◆ Directions for this task
Nothing but the lines from the one containing "Read all visible content and emit it as JSON." through the final line of the listing should appear in the answer, each exactly as written.

◆ Information given
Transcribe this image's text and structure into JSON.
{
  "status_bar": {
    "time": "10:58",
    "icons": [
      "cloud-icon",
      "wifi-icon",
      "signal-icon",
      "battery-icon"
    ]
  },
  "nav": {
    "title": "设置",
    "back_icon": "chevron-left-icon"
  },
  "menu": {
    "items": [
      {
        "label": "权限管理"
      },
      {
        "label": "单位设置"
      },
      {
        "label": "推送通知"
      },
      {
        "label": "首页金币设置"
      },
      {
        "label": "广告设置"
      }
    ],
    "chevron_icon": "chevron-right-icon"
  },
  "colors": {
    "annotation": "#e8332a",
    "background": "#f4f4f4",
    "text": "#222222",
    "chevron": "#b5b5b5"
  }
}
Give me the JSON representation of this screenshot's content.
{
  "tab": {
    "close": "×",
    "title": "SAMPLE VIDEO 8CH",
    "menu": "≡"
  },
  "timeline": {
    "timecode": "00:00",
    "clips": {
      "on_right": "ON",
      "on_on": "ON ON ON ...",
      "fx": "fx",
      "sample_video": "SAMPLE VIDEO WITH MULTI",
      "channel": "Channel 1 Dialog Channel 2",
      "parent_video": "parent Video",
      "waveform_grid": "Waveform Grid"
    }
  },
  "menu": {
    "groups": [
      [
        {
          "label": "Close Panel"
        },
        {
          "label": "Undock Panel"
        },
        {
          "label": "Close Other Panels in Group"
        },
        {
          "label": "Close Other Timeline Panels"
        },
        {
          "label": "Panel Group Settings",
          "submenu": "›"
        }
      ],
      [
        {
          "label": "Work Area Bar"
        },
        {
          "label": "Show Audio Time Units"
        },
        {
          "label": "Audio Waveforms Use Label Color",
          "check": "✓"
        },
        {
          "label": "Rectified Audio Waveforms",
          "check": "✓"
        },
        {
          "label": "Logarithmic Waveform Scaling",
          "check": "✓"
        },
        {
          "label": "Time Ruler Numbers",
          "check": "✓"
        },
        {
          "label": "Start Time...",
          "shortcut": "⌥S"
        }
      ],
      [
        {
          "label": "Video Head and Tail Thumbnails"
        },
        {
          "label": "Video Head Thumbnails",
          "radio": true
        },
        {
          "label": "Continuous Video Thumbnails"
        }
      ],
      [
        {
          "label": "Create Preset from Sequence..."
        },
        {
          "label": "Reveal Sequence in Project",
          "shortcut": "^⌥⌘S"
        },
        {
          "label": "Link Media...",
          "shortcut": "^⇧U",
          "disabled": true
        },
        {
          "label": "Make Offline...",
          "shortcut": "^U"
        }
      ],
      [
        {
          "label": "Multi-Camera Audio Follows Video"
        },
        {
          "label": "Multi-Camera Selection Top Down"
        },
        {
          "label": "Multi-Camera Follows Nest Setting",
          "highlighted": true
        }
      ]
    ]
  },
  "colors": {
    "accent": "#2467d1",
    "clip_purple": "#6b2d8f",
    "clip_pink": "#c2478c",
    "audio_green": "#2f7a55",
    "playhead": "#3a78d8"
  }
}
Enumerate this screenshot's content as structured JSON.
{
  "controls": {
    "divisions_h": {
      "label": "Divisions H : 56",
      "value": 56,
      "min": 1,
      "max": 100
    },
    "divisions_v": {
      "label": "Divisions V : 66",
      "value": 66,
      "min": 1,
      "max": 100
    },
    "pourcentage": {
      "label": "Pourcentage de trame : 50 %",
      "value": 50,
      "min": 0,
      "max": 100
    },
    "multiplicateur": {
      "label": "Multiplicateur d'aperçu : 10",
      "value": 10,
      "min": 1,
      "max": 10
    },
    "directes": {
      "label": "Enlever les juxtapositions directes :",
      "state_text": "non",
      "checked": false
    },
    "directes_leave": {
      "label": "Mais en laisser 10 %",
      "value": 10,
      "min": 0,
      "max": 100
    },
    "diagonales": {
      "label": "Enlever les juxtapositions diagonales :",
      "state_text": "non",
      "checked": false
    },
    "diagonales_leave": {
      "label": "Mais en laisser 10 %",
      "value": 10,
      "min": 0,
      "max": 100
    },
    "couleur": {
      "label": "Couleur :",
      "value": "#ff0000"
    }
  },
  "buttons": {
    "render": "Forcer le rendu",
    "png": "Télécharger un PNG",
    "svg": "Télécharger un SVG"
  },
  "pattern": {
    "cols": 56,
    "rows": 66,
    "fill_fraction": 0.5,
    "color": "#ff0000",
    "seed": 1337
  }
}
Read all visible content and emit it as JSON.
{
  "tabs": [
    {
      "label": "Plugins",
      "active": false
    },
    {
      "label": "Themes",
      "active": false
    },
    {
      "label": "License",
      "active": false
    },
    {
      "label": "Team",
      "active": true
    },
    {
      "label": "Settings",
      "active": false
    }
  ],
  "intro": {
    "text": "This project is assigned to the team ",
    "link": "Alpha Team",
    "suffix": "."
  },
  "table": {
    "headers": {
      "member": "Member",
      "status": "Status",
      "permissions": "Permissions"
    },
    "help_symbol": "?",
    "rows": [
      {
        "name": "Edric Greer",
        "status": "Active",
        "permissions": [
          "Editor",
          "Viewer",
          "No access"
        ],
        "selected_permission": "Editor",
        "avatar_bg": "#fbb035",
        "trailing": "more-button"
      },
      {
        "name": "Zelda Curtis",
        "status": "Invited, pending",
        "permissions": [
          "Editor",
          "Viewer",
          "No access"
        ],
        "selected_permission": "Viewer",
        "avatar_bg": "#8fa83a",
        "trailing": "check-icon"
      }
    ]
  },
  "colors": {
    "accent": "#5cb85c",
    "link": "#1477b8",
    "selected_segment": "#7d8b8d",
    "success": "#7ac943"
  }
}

◆ Solution
Read all visible content and emit it as JSON.
{
  "tabs": [
    {
      "label": "Plugins",
      "active": false
    },
    {
      "label": "Themes",
      "active": false
    },
    {
      "label": "License",
      "active": false
    },
    {
      "label": "Team",
      "active": true
    },
    {
      "label": "Settings",
      "active": false
    }
  ],
  "intro": {
    "text": "This project is assigned to the team ",
    "link": "Alpha Team",
    "suffix": "."
  },
  "table": {
    "headers": {
      "member": "Member",
      "status": "Status",
      "permissions": "Permissions"
    },
    "help_symbol": "?",
    "rows": [
      {
        "name": "Edric Greer",
        "status": "Active",
        "permissions": [
          "Editor",
          "Viewer",
          "No access"
        ],
        "selected_permission": "Editor",
        "avatar_bg": "#fbb035",
        "trailing": "more-button"
      },
      {
        "name": "Zelda Curtis",
        "status": "Invited, pending",
        "permissions": [
          "Editor",
          "Viewer",
          "No access"
        ],
        "selected_permission": "Viewer",
        "avatar_bg": "#8fa83a",
        "trailing": "check-icon"
      }
    ]
  },
  "colors": {
    "accent": "#5cb85c",
    "link": "#1477b8",
    "selected_segment": "#7d8b8d",
    "success": "#7ac943"
  }
}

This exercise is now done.